Return to Uganda

I arrived back in Uganda late Sunday, and have spent the last couple of days wandering around the town, revisiting my old haunts (except the legendary Bubbles, which will come later in the week). I’m also catching up on sleep – as you might have gathered from my last post on all the parties in my last few days in Burundi, I didn’t get a whole lot of sleep, and the bus ride was pretty tiring. It’s great to be back – I thought I’d died and gone to heaven when I got into Aristoc (bookstore for those of you that don’t know Kampala) and had the usual supermarket-culture-shock. It’s annoying that I can’t drink the tap water any more though (not sure if I’ve posted on this before, but in Bujumbura you can drink the tap water!).
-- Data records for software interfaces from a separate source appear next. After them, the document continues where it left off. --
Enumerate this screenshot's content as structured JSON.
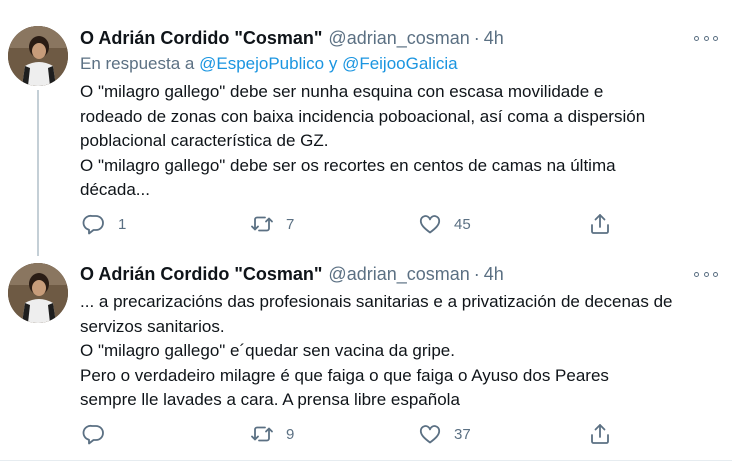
{
  "tweets": [
    {
      "author_name": "O Adrián Cordido \"Cosman\"",
      "handle": "@adrian_cosman",
      "separator": "·",
      "time": "4h",
      "reply_prefix": "En respuesta a",
      "reply_mention_1": "@EspejoPublico",
      "reply_conjunction": "y",
      "reply_mention_2": "@FeijooGalicia",
      "text_lines": [
        "O \"milagro gallego\" debe ser nunha esquina con escasa movilidade e",
        "rodeado de zonas con baixa incidencia poboacional, así coma a dispersión",
        "poblacional característica de GZ.",
        "O \"milagro gallego\" debe ser os recortes en centos de camas na última",
        "década..."
      ],
      "replies": "1",
      "retweets": "7",
      "likes": "45"
    },
    {
      "author_name": "O Adrián Cordido \"Cosman\"",
      "handle": "@adrian_cosman",
      "separator": "·",
      "time": "4h",
      "text_lines": [
        "... a precarizacións das profesionais sanitarias e a privatización de decenas de",
        "servizos sanitarios.",
        "O \"milagro gallego\" e´quedar sen vacina da gripe.",
        "Pero o verdadeiro milagre é que faiga o que faiga o Ayuso dos Peares",
        "sempre lle lavades a cara. A prensa libre española"
      ],
      "replies": "",
      "retweets": "9",
      "likes": "37"
    }
  ],
  "colors": {
    "text": "#0f1419",
    "secondary": "#5b7083",
    "link": "#1b95e0",
    "thread_line": "#c4cfd6"
  },
  "icons": [
    "reply-icon",
    "retweet-icon",
    "like-icon",
    "share-icon",
    "more-icon"
  ]
}
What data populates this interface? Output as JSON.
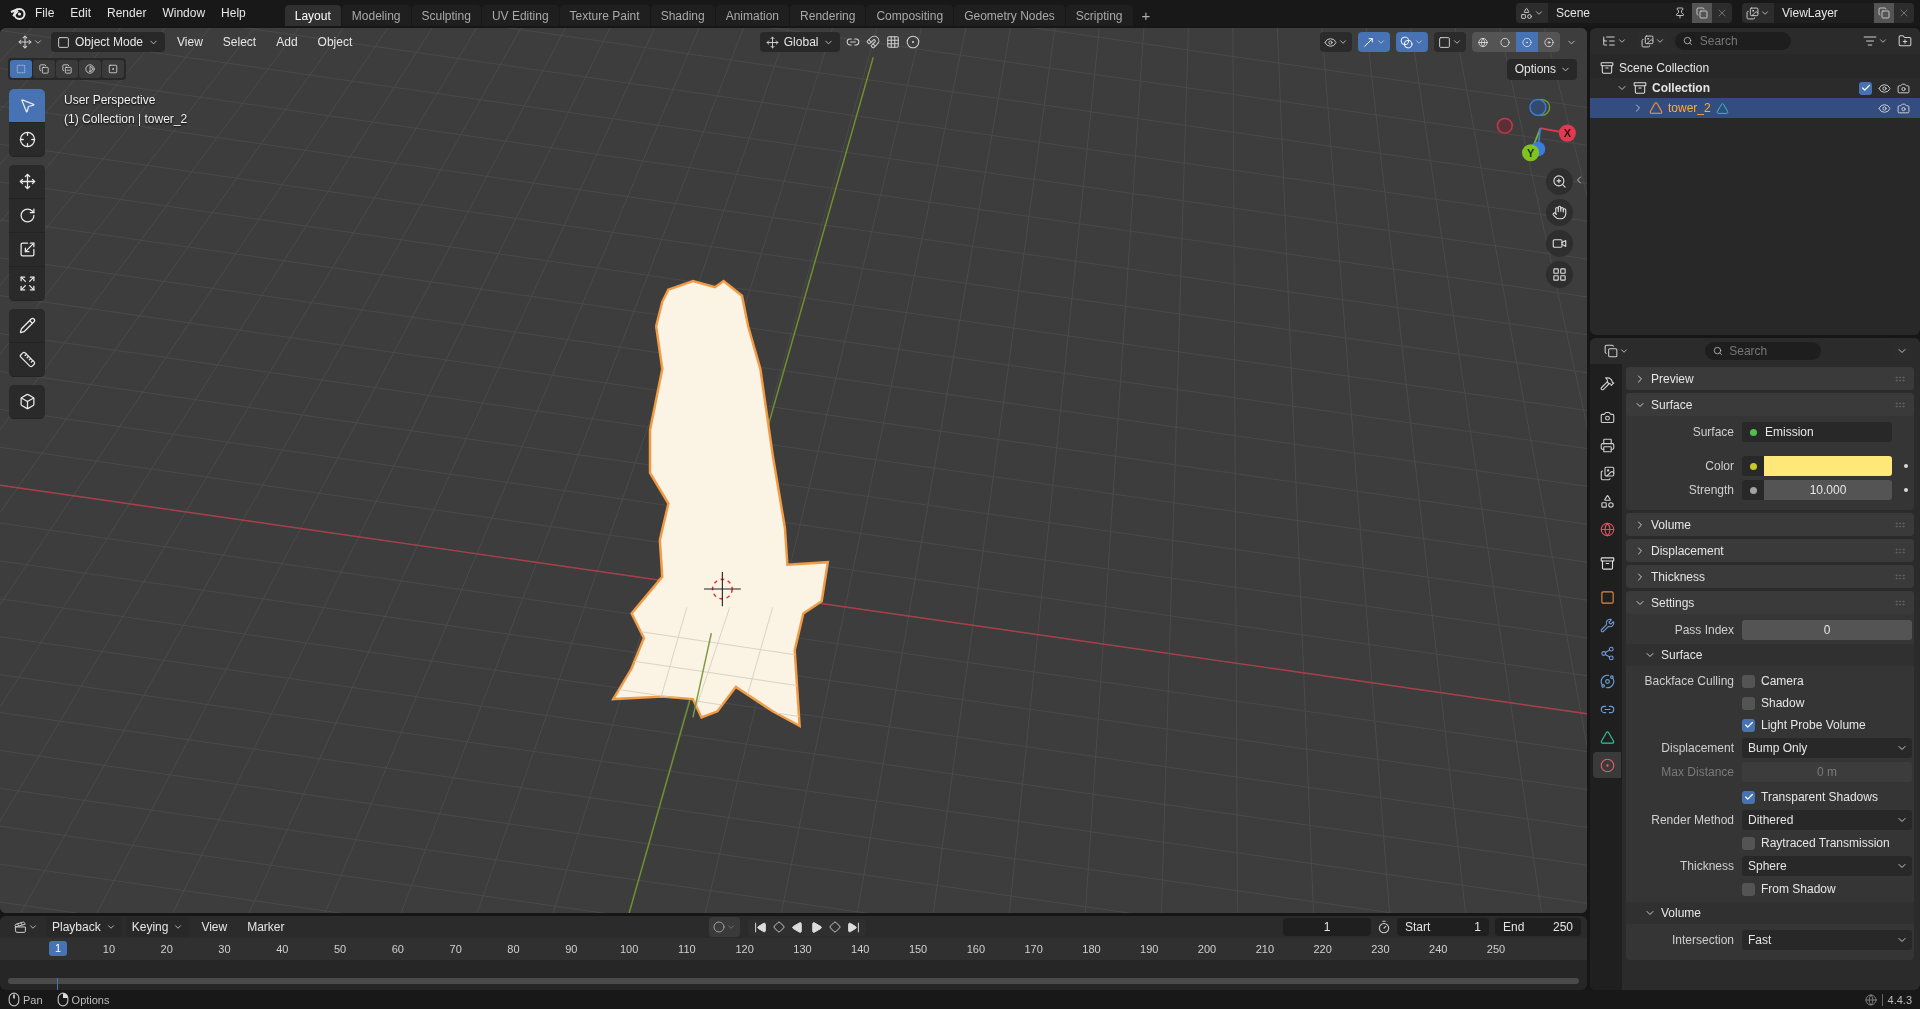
{
  "top_bar": {
    "menus": [
      "File",
      "Edit",
      "Render",
      "Window",
      "Help"
    ],
    "workspaces": [
      {
        "label": "Layout",
        "selected": true
      },
      {
        "label": "Modeling",
        "selected": false
      },
      {
        "label": "Sculpting",
        "selected": false
      },
      {
        "label": "UV Editing",
        "selected": false
      },
      {
        "label": "Texture Paint",
        "selected": false
      },
      {
        "label": "Shading",
        "selected": false
      },
      {
        "label": "Animation",
        "selected": false
      },
      {
        "label": "Rendering",
        "selected": false
      },
      {
        "label": "Compositing",
        "selected": false
      },
      {
        "label": "Geometry Nodes",
        "selected": false
      },
      {
        "label": "Scripting",
        "selected": false
      }
    ],
    "add_tab": "+",
    "scene": "Scene",
    "view_layer": "ViewLayer"
  },
  "viewport": {
    "header": {
      "mode": "Object Mode",
      "menus": [
        "View",
        "Select",
        "Add",
        "Object"
      ],
      "orientation": "Global",
      "toggles": [
        {
          "kind": "visibility",
          "on": false
        },
        {
          "kind": "gizmos",
          "on": true
        },
        {
          "kind": "overlays",
          "on": true
        },
        {
          "kind": "xray",
          "on": false
        }
      ],
      "shading": [
        {
          "kind": "wireframe",
          "selected": false
        },
        {
          "kind": "solid",
          "selected": false
        },
        {
          "kind": "material",
          "selected": true
        },
        {
          "kind": "rendered",
          "selected": false
        }
      ]
    },
    "select_modes": [
      {
        "kind": "new",
        "selected": true
      },
      {
        "kind": "extend",
        "selected": false
      },
      {
        "kind": "subtract",
        "selected": false
      },
      {
        "kind": "invert",
        "selected": false
      },
      {
        "kind": "intersect",
        "selected": false
      }
    ],
    "options": "Options",
    "info": [
      "User Perspective",
      "(1) Collection | tower_2"
    ],
    "tool_groups": [
      {
        "tools": [
          {
            "kind": "select",
            "selected": true
          },
          {
            "kind": "cursor",
            "selected": false
          }
        ]
      },
      {
        "tools": [
          {
            "kind": "move",
            "selected": false
          },
          {
            "kind": "rotate",
            "selected": false
          },
          {
            "kind": "scale",
            "selected": false
          },
          {
            "kind": "transform",
            "selected": false
          }
        ]
      },
      {
        "tools": [
          {
            "kind": "annotate",
            "selected": false
          },
          {
            "kind": "measure",
            "selected": false
          }
        ]
      },
      {
        "tools": [
          {
            "kind": "add_cube",
            "selected": false
          }
        ]
      }
    ],
    "gizmo": {
      "x": "X",
      "y": "Y"
    }
  },
  "timeline": {
    "menus": [
      {
        "label": "Playback",
        "dropdown": true
      },
      {
        "label": "Keying",
        "dropdown": true
      },
      {
        "label": "View",
        "dropdown": false
      },
      {
        "label": "Marker",
        "dropdown": false
      }
    ],
    "auto_keying": false,
    "current_frame": "1",
    "start_label": "Start",
    "start": "1",
    "end_label": "End",
    "end": "250",
    "playhead": "1",
    "ruler": [
      "10",
      "20",
      "30",
      "40",
      "50",
      "60",
      "70",
      "80",
      "90",
      "100",
      "110",
      "120",
      "130",
      "140",
      "150",
      "160",
      "170",
      "180",
      "190",
      "200",
      "210",
      "220",
      "230",
      "240",
      "250"
    ]
  },
  "outliner": {
    "search": {
      "placeholder": "Search"
    },
    "tree": [
      {
        "label": "Scene Collection",
        "kind": "scene_collection",
        "selected": false,
        "children": [
          {
            "label": "Collection",
            "kind": "collection",
            "selected": false,
            "expanded": true,
            "checked": true,
            "children": [
              {
                "label": "tower_2",
                "kind": "mesh",
                "selected": true,
                "expanded": false
              }
            ]
          }
        ]
      }
    ]
  },
  "properties": {
    "search": {
      "placeholder": "Search"
    },
    "tab_groups": [
      {
        "tabs": [
          {
            "kind": "tool",
            "selected": false
          }
        ]
      },
      {
        "tabs": [
          {
            "kind": "render",
            "selected": false
          },
          {
            "kind": "output",
            "selected": false
          },
          {
            "kind": "view_layer",
            "selected": false
          },
          {
            "kind": "scene",
            "selected": false
          },
          {
            "kind": "world",
            "selected": false
          }
        ]
      },
      {
        "tabs": [
          {
            "kind": "collection",
            "selected": false
          }
        ]
      },
      {
        "tabs": [
          {
            "kind": "object",
            "selected": false
          },
          {
            "kind": "modifiers",
            "selected": false
          },
          {
            "kind": "particles",
            "selected": false
          },
          {
            "kind": "physics",
            "selected": false
          },
          {
            "kind": "constraints",
            "selected": false
          },
          {
            "kind": "data",
            "selected": false
          },
          {
            "kind": "material",
            "selected": true
          }
        ]
      }
    ],
    "panels": [
      {
        "title": "Preview",
        "expanded": false
      },
      {
        "title": "Surface",
        "expanded": true,
        "rows": [
          {
            "kind": "shader",
            "label": "Surface",
            "value": "Emission"
          },
          {
            "kind": "color",
            "label": "Color",
            "color": "#ffe77a"
          },
          {
            "kind": "number",
            "label": "Strength",
            "value": "10.000"
          }
        ]
      },
      {
        "title": "Volume",
        "expanded": false
      },
      {
        "title": "Displacement",
        "expanded": false
      },
      {
        "title": "Thickness",
        "expanded": false
      },
      {
        "title": "Settings",
        "expanded": true,
        "rows": [
          {
            "kind": "field",
            "label": "Pass Index",
            "value": "0",
            "disabled": false
          },
          {
            "kind": "subpanel",
            "title": "Surface",
            "expanded": true,
            "rows": [
              {
                "kind": "checkbox",
                "label": "Backface Culling",
                "text": "Camera",
                "checked": false
              },
              {
                "kind": "checkbox",
                "text": "Shadow",
                "checked": false
              },
              {
                "kind": "checkbox",
                "text": "Light Probe Volume",
                "checked": true
              },
              {
                "kind": "dropdown",
                "label": "Displacement",
                "value": "Bump Only"
              },
              {
                "kind": "field",
                "label": "Max Distance",
                "value": "0 m",
                "disabled": true
              },
              {
                "kind": "checkbox",
                "text": "Transparent Shadows",
                "checked": true
              },
              {
                "kind": "dropdown",
                "label": "Render Method",
                "value": "Dithered"
              },
              {
                "kind": "checkbox",
                "text": "Raytraced Transmission",
                "checked": false
              },
              {
                "kind": "dropdown",
                "label": "Thickness",
                "value": "Sphere"
              },
              {
                "kind": "checkbox",
                "text": "From Shadow",
                "checked": false
              }
            ]
          },
          {
            "kind": "subpanel",
            "title": "Volume",
            "expanded": true,
            "rows": [
              {
                "kind": "dropdown",
                "label": "Intersection",
                "value": "Fast"
              }
            ]
          }
        ]
      }
    ]
  },
  "status_bar": {
    "hints": [
      {
        "kind": "mouse_middle",
        "label": "Pan"
      },
      {
        "kind": "mouse_right",
        "label": "Options"
      }
    ],
    "version": "4.4.3"
  }
}
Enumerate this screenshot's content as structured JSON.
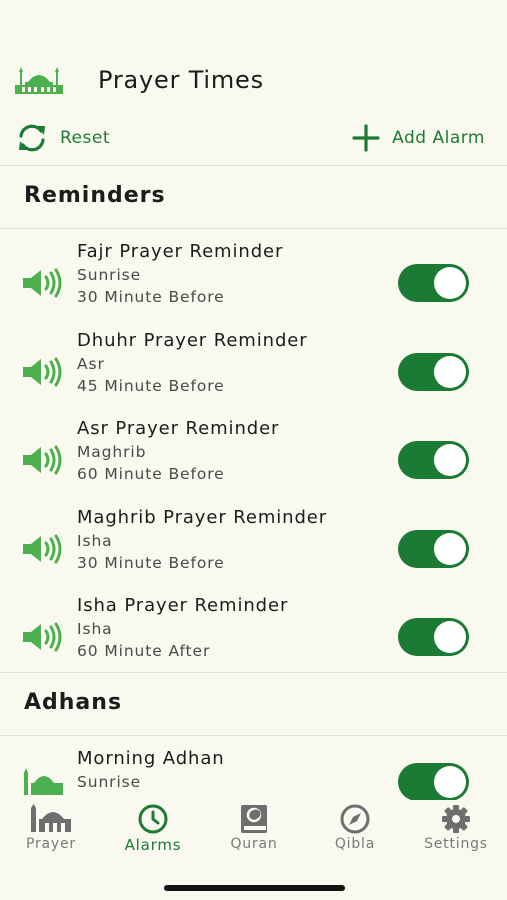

It’s also disconcerting that in the 18 months I’ve been away, things have changed. Shoprite, Game and Uchumi have been supplemented by Nakumatt, the Kenyan supermarket chain, which have opened a branch in a brand spanking new mall and restaurant complex. Garden City is bigger, or at least the attached hotel is bigger. Kyoto has closed down and/or moved (nooooooooo!). And there’s a new brand of beer – Nile Gold, produced by the same people who make Nile Special. Haven’t tried it yet, but will report back when I have the chance.

These fast changes are disconcerting, but I suppose they are an inevitable feature of quickly-developing countries. When I go back to London or Oxford after long periods nothing much changes, because those cities have pretty much reached where they’re going to go, so change is slower and less dramatic (except for East London, with the Olympics). But Kampala is growing quickly, so changes are inevitable – people say the same things about Kigali, and I expect that if I go back to Burundi a couple of years after the election (if it goes well) then it will be very different, with either a Nakumatt or a Shoprite, taller buildings, hopefully a bookshop, and more hotels. The traffic will also be a lot worse; Claver claims that the traffic in Bujumbura is bad, something that I find hilarious – he really needs to go to Kampala! In some way’s I regret it – Bujumbura’s size and relaxed feel are part of its charm – but it’s inevitable, and I welcome it because it’s part and parcel of development. And a bookshop would be great.

No comments:

Post a Comment